Finally, consumers were clear about wanting to better understand tangible cost savings from programs and services and the need for more transparency from electricity providers on savings. Consumers stated that upfront costs are off-putting and that they need help making larger purchases and that they do not have tools to assess how products and programs will impact energy consumption – all of which are echoed by findings from SECC’s quantitative research.
One Canadian consumer in the Movable Middle segment stated: “Did I really see a difference in my hydro bill? No, I didn't see any big changes. Even though they told me I probably would, I really didn't see a change.” Consumers are often unable to delineate whether they have actually saved and need more transparency from their electricity providers on the impact of programs and investments. Stakeholders should offer consumers shadow billing, usage data access, bill calculators and other instruments to bring more clarity on savings potential for energy technology investments.
The new “Modern Customer Engagement Journey” research provides a qualitative look at American and Canadian consumers during this unprecedented, challenging year. We hope this information will help industry stakeholders hear the voices of consumers in all their diversity, and we encourage stakeholders to apply this knowledge as they design products and services for consumers and communicate the benefits of smart energy.
Watch the videos from the “Modern Customer Engagement Journey” research on YouTube, and download a topline report here. Access the companion “Consumer Pulse and Market Segmentation – Wave 7” research here.
About the President
Smart Energy Consumer Collaborative President & CEO

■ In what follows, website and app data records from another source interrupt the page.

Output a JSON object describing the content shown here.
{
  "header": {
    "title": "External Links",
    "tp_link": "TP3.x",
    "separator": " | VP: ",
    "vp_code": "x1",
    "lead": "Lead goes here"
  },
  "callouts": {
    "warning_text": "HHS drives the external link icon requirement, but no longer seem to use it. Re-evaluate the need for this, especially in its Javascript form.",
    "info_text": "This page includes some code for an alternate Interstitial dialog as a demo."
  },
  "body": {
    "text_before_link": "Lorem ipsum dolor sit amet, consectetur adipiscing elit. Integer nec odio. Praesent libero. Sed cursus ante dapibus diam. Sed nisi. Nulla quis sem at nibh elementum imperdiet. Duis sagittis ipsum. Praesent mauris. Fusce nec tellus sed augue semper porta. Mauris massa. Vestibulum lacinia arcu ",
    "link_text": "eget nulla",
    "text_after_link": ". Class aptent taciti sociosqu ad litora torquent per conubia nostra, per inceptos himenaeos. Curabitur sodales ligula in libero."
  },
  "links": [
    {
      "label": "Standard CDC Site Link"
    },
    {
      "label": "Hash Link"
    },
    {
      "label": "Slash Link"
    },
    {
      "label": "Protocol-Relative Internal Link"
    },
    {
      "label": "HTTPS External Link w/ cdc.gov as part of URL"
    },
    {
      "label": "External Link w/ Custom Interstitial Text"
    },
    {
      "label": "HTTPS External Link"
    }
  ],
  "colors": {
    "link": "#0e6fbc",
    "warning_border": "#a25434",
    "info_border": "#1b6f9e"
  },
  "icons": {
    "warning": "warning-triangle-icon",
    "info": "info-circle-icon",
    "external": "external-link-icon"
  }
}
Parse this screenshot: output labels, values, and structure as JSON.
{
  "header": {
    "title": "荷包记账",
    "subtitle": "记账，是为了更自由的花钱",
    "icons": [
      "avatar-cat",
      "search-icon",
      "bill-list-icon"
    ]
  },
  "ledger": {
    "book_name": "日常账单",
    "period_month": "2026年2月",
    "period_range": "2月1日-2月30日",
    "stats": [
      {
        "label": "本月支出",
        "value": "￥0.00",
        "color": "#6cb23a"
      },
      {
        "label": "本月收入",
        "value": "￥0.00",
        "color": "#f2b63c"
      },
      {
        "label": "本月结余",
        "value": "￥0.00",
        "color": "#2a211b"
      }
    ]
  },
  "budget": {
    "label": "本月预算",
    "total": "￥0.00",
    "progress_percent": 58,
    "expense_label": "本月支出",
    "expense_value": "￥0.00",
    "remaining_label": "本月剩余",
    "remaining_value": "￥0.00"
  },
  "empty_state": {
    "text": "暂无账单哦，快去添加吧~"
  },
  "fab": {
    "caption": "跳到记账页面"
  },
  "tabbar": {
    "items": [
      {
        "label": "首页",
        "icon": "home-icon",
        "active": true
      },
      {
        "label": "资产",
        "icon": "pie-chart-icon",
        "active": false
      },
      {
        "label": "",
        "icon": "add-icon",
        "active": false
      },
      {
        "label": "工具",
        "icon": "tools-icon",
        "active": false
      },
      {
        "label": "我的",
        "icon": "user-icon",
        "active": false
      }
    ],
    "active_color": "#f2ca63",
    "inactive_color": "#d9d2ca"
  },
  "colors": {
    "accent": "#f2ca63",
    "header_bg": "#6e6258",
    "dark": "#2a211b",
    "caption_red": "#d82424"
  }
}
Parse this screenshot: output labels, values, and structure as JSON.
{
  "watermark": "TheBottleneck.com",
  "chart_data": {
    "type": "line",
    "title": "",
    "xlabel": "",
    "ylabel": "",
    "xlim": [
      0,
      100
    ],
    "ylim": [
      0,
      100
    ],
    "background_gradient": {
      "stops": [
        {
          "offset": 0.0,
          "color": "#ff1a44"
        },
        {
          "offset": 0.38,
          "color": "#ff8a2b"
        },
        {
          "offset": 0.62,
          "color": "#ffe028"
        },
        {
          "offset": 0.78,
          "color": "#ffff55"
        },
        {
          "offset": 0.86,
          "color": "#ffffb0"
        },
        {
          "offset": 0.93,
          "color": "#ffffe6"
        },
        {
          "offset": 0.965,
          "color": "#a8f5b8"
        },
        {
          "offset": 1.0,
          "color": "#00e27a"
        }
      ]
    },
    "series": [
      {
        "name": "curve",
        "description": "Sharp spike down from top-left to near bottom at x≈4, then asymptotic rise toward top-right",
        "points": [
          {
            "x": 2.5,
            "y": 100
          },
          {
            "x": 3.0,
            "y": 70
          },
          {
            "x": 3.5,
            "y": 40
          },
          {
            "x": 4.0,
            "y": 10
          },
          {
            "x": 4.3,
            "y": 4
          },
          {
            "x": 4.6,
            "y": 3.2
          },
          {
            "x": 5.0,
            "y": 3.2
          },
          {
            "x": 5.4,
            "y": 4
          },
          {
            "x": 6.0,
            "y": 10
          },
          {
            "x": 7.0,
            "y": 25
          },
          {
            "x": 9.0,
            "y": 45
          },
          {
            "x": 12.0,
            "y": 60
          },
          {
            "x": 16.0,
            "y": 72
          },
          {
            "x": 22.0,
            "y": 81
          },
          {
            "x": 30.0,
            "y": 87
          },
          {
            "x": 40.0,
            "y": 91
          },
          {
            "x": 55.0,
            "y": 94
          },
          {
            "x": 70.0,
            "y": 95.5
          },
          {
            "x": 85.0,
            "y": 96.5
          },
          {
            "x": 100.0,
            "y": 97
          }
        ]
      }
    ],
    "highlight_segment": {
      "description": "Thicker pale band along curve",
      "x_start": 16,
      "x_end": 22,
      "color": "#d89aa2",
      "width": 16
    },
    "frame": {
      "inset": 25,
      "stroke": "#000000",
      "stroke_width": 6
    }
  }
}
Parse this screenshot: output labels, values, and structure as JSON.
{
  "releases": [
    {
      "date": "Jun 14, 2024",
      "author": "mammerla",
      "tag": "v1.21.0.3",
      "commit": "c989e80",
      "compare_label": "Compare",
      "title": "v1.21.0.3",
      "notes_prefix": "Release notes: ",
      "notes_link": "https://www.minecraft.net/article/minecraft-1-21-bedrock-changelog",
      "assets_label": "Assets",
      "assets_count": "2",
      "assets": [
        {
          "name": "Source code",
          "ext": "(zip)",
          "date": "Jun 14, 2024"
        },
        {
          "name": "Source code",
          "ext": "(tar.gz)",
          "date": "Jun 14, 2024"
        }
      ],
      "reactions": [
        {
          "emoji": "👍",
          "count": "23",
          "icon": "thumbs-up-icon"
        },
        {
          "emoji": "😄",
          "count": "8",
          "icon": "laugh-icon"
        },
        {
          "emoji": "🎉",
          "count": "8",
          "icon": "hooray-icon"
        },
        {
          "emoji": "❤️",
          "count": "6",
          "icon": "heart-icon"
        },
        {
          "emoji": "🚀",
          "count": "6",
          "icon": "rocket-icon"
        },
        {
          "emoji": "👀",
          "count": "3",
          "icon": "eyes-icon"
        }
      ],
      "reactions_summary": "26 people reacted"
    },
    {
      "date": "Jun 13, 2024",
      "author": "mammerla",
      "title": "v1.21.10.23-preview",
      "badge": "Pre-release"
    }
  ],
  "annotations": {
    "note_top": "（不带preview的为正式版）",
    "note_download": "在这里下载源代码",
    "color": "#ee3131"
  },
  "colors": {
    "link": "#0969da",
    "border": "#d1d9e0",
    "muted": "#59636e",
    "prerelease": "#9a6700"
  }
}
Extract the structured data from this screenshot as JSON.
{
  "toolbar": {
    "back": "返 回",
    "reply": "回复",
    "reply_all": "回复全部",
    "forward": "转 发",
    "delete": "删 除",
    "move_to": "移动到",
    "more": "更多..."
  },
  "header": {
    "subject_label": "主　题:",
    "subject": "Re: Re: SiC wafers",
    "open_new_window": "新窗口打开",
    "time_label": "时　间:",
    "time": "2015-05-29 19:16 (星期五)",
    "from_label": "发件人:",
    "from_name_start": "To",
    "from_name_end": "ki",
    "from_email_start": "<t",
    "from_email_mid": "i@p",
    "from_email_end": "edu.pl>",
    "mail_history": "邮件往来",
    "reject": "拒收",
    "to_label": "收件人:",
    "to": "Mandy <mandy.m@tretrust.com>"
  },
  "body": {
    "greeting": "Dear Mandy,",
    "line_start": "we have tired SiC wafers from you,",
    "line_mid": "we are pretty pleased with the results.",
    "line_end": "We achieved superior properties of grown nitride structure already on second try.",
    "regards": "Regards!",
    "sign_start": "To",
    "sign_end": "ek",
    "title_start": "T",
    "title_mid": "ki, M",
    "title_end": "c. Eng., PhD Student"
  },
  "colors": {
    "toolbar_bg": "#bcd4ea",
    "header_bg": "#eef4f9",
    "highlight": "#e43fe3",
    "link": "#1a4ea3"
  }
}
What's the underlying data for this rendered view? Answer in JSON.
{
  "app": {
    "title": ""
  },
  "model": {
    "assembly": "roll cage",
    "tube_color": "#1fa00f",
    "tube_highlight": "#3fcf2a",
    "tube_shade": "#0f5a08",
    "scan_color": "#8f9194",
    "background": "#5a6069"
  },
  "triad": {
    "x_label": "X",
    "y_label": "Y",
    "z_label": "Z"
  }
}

I am the President & CEO of the Smart Energy Consumer Collaborative. Before coming to SECC, I worked for Georgia Tech, where I focused on smart grid research projects and helped to submit almost $10 million in grants to ARPA-E and DOE. Before that, I served as the Executive Director for the Georgia Chapter of the Sierra Club where I focused on energy policy and programs. I also served for two years on the Board of the Smart Grid Society for the Technology Association of Georgia.